On Friday, the Australian Competition and Consumer Commission (ACCC) announced that it has decided not to grant merger authorisation for ANZ to acquire Suncorp Group’s banking division in a deal valued at $4.9 billion.
“We are not satisfied that the acquisition is not likely to substantially lessen competition in the supply of home loans nationally, small to medium enterprise banking in Queensland, and agribusiness banking in Queensland,” ACCC deputy chair Mick Keogh said in a statement.
Mr Keogh said that second-tier banks like Suncorp were important competitors against the major banks, especially given the barriers to new entry at scale into banking are “very high”.
“Evidence we obtained strongly indicates that the major banks consider the second-tier banks to be a competitive threat,” he continued.
“The proposed acquisition of Suncorp Bank by ANZ would further entrench an oligopoly market structure that is concentrated, with the four major banks dominating. It also limits the options for second-tier banks to combine and strengthen in a way that would create a greater competitive threat to the major banks.”
ANZ chief executive officer Shayne Elliott said that the bank was “naturally disappointed” and disagreed with the ACCC’s decision. He indicated that ANZ was “closely reviewing the determination and will seek an independent decision through the avenues of review available to us”.
“We believe the acquisition will improve competition, which will benefit Australian consumers, particularly in Queensland. All of the relevant markets are intensely competitive and will continue to be intensely competitive after the acquisition,” Mr Elliott said.
“Indeed, the acquisition will create a combined bank which is better equipped to respond to competitive pressures, and deliver significant public benefits, particularly in Queensland.”
ANZ noted that, under Australian competition law, a decision by the ACCC to not grant authorisation can be reviewed by the independent Australian Competition Tribunal.
Suncorp chair Christine McLoughlin said that the group was surprised and disappointed with the ACCC’s determination and will fully support a referral of the decision to the tribunal.
“When we embarked on this transaction, we were of the firm belief it was in the best interest of our customers, shareholders, and employees and that it would provide a net benefit to the Australian economy,” she said.
“Together with external economic and industry experts, we determined that this deal would not adversely impact the competitive dynamics in the markets in which we operate.

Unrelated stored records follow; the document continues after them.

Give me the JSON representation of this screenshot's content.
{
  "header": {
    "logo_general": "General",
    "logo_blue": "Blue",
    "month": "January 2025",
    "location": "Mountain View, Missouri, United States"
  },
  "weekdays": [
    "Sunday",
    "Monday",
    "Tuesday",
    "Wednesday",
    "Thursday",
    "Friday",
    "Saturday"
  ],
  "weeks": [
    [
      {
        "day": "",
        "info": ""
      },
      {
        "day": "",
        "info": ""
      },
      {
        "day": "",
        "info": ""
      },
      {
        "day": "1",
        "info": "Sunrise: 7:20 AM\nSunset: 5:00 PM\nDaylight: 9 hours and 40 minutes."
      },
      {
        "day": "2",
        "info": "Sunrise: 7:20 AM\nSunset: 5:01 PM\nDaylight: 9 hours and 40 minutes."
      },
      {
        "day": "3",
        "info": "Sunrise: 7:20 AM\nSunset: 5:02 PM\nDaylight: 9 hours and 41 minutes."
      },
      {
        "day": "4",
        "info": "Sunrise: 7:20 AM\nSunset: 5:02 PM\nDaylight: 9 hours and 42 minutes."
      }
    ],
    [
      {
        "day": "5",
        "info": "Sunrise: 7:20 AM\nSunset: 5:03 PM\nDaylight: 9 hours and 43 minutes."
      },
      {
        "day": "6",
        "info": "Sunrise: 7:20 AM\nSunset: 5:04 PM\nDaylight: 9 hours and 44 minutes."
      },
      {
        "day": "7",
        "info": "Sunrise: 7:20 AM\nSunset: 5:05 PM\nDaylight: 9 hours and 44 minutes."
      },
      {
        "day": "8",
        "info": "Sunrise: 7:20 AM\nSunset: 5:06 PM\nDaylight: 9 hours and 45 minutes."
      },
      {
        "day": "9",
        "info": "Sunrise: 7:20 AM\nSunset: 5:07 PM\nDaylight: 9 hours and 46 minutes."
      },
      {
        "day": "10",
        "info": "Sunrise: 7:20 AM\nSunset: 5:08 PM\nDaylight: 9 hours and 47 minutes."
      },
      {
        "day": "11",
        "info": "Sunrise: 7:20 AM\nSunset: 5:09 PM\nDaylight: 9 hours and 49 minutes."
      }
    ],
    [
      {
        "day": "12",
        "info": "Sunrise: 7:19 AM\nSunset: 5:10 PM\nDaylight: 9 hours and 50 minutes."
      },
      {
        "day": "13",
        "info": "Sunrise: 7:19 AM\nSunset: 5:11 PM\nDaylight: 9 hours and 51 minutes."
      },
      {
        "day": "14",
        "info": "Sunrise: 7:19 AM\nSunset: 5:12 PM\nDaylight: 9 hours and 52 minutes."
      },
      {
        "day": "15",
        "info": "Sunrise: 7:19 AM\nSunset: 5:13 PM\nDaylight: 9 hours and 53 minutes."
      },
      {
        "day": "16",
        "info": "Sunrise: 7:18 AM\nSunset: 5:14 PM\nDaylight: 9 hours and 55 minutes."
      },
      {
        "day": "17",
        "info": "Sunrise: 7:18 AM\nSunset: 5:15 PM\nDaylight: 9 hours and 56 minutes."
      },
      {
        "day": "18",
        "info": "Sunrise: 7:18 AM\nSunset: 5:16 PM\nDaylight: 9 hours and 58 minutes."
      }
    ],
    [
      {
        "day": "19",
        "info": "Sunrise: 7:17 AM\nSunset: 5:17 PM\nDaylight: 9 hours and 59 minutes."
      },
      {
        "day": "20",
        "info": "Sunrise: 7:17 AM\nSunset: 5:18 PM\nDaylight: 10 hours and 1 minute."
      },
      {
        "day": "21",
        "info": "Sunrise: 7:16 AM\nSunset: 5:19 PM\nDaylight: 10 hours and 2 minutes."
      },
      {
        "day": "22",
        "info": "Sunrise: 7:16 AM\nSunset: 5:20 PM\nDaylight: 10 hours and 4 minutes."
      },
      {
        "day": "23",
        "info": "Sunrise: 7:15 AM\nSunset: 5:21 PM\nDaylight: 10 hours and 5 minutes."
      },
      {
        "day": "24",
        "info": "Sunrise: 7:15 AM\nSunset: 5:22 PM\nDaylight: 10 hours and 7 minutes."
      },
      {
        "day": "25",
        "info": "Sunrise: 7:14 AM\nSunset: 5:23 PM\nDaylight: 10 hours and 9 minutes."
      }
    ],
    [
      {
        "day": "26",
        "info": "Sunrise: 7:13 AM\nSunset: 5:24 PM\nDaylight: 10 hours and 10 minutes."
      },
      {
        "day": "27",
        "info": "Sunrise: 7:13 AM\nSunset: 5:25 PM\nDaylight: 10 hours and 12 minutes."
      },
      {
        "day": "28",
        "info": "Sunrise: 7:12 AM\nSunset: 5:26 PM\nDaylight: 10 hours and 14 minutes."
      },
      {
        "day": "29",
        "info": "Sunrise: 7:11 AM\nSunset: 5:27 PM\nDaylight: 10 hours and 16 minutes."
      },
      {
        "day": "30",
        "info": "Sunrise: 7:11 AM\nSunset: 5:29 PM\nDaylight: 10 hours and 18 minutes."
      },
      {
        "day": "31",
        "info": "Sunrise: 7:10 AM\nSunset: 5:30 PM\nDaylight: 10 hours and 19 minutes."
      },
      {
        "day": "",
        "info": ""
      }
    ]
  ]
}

“There is nothing we’ve seen throughout the ACCC process that has caused us to change our view on these matters and we believe the tribunal will accept the merits of our case.”
If the tribunal does provide approval, the deal still remains subject to receiving approval from Treasurer Jim Chalmers as well as legislative amendments in Queensland.
Since then, ANZ and Suncorp had sought to allay concerns surrounding the deal, which has faced a number of roadblocks. Among the potential benefits highlighted were “increased scale to enable continual and more efficient investment in digital transformation and innovation”.
In June, ANZ and Suncorp received the support of the Queensland government, with ANZ pledging to establish a “major tech hub” in Brisbane if the acquisition was approved, designed to strengthen the state’s local sector, generate career opportunities, and facilitate innovation.
In an independent report for the ACCC, Flint Global partner Mary Starks suggested that the deal may result in a substantial lessening of competition in the national home loan market, as well as in local and regional markets for agribusiness and SME banking.
Furthermore, Ms Starks also indicated that she could not rule out a substantial lessening of competition in the national markets for transaction accounts and term deposits.
Jon Bragg is a journalist for Momentum Media's Investor Daily, nestegg and ifa. He enjoys writing about a wide variety of financial topics and issues and exploring the many implications they have on all aspects of life.